Collections: 
0-9 | A | B | C | D | E | F | G | H | I | J | K | L | M | N | O | P | Q | R | S | T | U | V | W | X | Y | Z

[8]

Part of Minutes of the University of Kentucky Board of Trustees

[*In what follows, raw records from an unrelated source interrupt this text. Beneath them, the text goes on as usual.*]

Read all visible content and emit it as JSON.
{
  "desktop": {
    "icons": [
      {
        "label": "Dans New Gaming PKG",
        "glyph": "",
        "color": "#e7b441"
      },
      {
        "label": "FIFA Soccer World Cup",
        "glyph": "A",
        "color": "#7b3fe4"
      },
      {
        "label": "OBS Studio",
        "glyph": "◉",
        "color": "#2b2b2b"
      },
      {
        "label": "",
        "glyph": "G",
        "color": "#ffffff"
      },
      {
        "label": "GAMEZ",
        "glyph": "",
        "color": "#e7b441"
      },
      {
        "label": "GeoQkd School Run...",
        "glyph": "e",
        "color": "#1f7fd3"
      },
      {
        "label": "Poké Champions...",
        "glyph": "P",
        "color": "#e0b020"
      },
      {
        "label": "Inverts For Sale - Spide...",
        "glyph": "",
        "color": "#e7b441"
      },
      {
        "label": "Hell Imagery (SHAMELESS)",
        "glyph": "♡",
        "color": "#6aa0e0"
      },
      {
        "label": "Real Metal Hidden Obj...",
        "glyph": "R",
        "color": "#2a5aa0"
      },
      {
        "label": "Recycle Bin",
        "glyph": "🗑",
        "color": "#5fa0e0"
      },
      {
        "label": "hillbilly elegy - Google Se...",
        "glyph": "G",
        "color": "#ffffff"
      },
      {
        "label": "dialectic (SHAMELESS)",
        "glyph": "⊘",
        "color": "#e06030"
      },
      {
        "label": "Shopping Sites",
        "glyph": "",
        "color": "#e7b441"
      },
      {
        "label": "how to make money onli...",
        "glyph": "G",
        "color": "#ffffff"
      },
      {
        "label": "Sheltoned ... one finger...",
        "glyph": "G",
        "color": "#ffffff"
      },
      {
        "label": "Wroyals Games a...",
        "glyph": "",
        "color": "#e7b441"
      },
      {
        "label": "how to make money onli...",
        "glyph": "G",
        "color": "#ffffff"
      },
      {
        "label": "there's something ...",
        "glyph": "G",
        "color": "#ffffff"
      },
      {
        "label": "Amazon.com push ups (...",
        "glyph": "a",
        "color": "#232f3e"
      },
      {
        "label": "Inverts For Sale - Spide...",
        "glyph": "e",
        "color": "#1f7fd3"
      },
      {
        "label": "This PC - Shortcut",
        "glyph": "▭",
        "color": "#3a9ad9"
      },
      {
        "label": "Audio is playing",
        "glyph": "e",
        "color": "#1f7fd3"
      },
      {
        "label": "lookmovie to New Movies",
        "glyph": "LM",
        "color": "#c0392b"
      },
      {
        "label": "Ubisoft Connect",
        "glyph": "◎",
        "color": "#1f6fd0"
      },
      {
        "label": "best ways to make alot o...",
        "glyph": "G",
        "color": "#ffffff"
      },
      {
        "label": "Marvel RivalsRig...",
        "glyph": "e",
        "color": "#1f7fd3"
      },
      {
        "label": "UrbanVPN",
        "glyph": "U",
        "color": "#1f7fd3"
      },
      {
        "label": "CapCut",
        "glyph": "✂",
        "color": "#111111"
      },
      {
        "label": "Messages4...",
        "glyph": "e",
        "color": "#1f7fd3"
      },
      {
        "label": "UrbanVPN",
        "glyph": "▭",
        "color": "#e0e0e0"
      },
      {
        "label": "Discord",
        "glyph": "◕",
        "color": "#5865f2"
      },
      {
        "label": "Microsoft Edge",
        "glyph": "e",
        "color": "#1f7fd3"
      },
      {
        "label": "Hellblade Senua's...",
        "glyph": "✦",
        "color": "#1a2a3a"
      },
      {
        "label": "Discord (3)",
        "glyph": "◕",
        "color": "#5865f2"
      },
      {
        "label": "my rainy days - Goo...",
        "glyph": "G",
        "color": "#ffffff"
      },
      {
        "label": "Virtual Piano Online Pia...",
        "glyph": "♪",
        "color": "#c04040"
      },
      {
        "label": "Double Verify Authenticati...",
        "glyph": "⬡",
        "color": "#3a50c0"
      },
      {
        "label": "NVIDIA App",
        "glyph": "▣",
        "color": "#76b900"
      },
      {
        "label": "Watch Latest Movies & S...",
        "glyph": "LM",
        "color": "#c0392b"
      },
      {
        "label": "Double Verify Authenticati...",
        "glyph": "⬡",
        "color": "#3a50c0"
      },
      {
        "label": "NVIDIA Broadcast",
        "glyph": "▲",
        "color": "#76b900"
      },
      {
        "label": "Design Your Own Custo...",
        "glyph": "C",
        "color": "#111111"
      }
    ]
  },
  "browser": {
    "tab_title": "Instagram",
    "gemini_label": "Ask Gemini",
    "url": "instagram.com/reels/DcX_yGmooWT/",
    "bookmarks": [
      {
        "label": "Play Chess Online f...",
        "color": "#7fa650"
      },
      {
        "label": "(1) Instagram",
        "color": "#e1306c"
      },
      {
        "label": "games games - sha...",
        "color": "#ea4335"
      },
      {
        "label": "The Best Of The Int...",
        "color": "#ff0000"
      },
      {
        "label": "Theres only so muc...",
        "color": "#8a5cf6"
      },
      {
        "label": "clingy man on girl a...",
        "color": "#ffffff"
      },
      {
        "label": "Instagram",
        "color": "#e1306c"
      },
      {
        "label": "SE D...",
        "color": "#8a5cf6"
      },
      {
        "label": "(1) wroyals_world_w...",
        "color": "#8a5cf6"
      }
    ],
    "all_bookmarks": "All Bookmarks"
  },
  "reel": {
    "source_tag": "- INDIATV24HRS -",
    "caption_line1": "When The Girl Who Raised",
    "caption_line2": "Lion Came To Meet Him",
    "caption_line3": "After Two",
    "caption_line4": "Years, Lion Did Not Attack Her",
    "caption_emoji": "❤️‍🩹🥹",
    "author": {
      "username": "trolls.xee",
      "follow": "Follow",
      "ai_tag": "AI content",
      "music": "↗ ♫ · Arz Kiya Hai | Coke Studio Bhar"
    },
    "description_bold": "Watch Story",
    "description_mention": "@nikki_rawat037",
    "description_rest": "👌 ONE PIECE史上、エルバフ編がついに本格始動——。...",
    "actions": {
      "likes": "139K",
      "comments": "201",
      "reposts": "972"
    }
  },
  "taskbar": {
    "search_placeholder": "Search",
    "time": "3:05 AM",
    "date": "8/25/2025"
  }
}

item | thumbnails | details | text | pdf
Download this image
-6- Mr. Butler reported that PR 7 is the annual review of the contract with Kentucky Medical Services Foundation, which is the group that bills and collects professional fees for physicians at the Medical Center. He noted that a summary of the revisions was in the background information and stated that there were no major changes in the agreement. These are annual adjustments to the contract. Mr. Hardymon called for a motion of approval, and Ms. Tobin moved approval. Mr. Williams seconded her motion, and it carried without dissent. (See PR 7 at the end of the Minutes.) J. Feasibility Study for Retirement Community at Coldstream (PR 8) President Todd said that PR 8 is a recommendation regarding the feasibility study for the retirement community at Coldstream. He recognized Dr. Jack Blanton, who had been helping with this effort, and asked Ms. Sparks, Trustee representative on the Task Force, to make a report. Ms. Sparks thanked Mr. Hardymon and President Todd for allowing time for the report. She said that it is a very important issue and began her report. In the last three or four years the concept of a retirement community attached to a university has become very popular. There are now at least 50 university-related developments around the country. In the Southeastern Conference alone, the University of Florida has opened a facility in Gainesville this past year, and Alabama has a retirement community under construction on its campus at Tuscaloosa. Louisiana State University and Vanderbilt University are also studying the possibilities. Why are universities developing retirement communities? There are several reasons. The flurry of activity in college towns offers the chance for a stimulating retirement and lifelong learning opportunities not easily found in traditional retirement settings. Attracting affluent alumni and friends of the university back to campus offers opportunity for cementing relations with these important groups and providing an enhanced means of fundraising. For land grant institutions, the development of a retirement community provides an additional way to meet the university's service obligations to the general public.